Gloria Estefan [1957- ]
Beginning in the mid-1980s, Gloria Estefan emerged as one of the biggest new pop stars and went on to become the most popular crossover artist in Latin music history with seven Grammy Awards and sales of more than 80 million albums.
Gloria María Milagrosa Fajardo was born September 1, 1957, in Havana, Cuba, where her father was a Cuban soldier and bodyguard to Cuban dictator Fulgencio Batista. Following the 1959 Cuban revolution, the family fled the country, living first in Lafayette, Indiana, before finally settling in Miami, Florida.
In 1975 Fajardo and her cousin sat in as vocalists with the Miami Latin Boys, a local wedding band that changed its name to Miami Sound Machine after the two women joined. Fajardo became romantically involved with the band’s leader and keyboardist, Emilio Estefan, and they married in 1978. The band performed around Miami and began writing its own songs, blending the ballads and Latin pop epitomized by Julia Iglesias with disco, funk and R&B. The band released several Spanish-language albums, but it was their first English-language album, 1984’s Eyes of Innocence and its hit, Dr. Beat, that saw the band enjoy its first success beyond their Latin audience.
A year later Miami Sound Machine had even more success with its next album, Primitive Love, which produced three Top 10 hits: Conga, Words Get in the Way and Can’t Stay Away from You. The album, and particularly the single, Conga, which was played on dance floors throughout the world, catapulted the band from regional heroes to international stars.

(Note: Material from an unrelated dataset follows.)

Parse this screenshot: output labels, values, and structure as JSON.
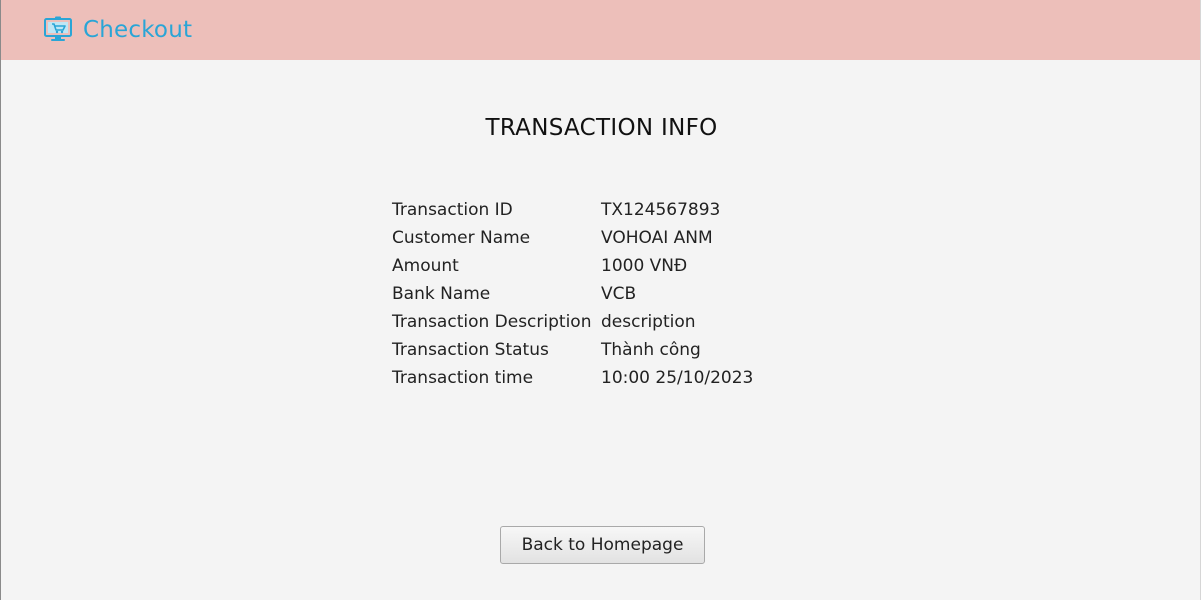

In 1988 with the release of Let It Loose, the band billed themselves as Gloria Estefan & Miami Sound Machine, acknowledging her role as lead singer and star. The album scored four hit singles, including Rhythm’s Gonna Get You, and sold more than three million copies. A year later with Cuts Both Ways, the band became simply, Gloria Estefan, and scored the Number One hit single, Don’t Wanna Lose You. While Estefan and the band were touring in support of the album, she suffered a broken back when a tractor trailer struck her tour bus, seriously injuring her, Emilio Estefan and their son. After the family recovered, Estefan chronicled the near-tragedy on the hit single, Coming Out of the Dark, on her next album, Into the Light.
Esteban returned to her Cuban roots in 1993 with Mi Tierra, her first Spanish-language album in several years. It won a Grammy Award for Best Tropical Album and began a pattern of Estefan alternating between Spanish-language and English-language albums, further broadening her already vast audience.
Estefan also began to pursue other artistic endeavors. In 1999 she made her film debut, working with Meryl Streep in Music of the Heart and performing the movie’s hit title single with *NSYNC. She wrote two children’s books, including Noelle’s Treasure Trail (2006), a New York Times Bestseller for children’s books. During the last two decades, the success of her diverse projects have made Estefan an international multimedia superstar whose global appeal extends far beyond her musical career.